Work instruction:
The answer must be a single number, namely how many lines in the entries below contain the string "active".

Entries taken from a collection:
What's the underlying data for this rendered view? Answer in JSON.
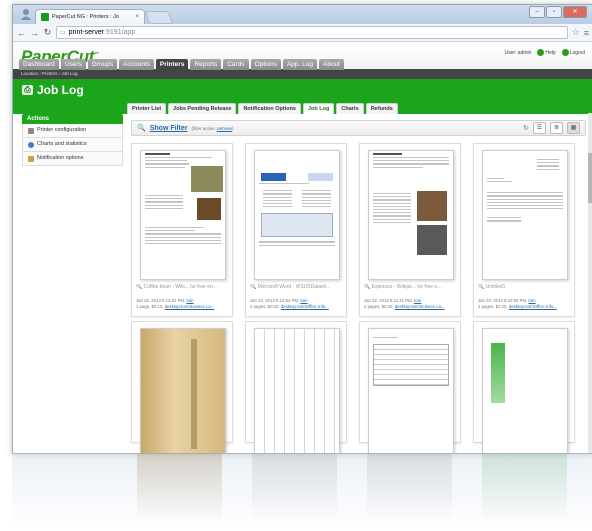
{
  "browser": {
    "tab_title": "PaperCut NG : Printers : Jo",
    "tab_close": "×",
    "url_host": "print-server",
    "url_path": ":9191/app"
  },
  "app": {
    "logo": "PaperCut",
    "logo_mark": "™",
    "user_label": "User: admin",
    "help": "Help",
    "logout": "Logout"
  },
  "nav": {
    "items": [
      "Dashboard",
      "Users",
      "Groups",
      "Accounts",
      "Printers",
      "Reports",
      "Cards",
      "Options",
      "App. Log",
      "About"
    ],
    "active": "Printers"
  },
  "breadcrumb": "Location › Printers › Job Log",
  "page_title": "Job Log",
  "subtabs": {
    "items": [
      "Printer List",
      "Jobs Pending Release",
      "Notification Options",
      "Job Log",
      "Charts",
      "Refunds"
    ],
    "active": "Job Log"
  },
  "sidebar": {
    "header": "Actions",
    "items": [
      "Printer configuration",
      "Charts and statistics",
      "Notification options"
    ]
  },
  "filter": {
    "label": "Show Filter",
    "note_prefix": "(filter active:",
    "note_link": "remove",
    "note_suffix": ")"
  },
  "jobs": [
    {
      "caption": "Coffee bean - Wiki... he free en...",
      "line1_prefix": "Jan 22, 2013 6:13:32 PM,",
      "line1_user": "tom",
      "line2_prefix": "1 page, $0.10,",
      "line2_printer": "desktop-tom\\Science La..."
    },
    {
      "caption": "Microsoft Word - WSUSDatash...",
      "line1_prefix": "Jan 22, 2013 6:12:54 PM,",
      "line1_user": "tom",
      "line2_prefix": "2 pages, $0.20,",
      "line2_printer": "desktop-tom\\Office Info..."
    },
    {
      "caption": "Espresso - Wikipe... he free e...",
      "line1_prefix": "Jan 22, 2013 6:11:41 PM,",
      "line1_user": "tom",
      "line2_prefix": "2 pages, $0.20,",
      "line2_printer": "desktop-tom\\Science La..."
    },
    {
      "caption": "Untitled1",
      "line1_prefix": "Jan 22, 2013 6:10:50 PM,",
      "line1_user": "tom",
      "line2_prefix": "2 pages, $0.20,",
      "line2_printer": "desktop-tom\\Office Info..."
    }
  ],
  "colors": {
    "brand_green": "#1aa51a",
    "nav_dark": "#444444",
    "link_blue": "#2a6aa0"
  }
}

Exercise answer:
3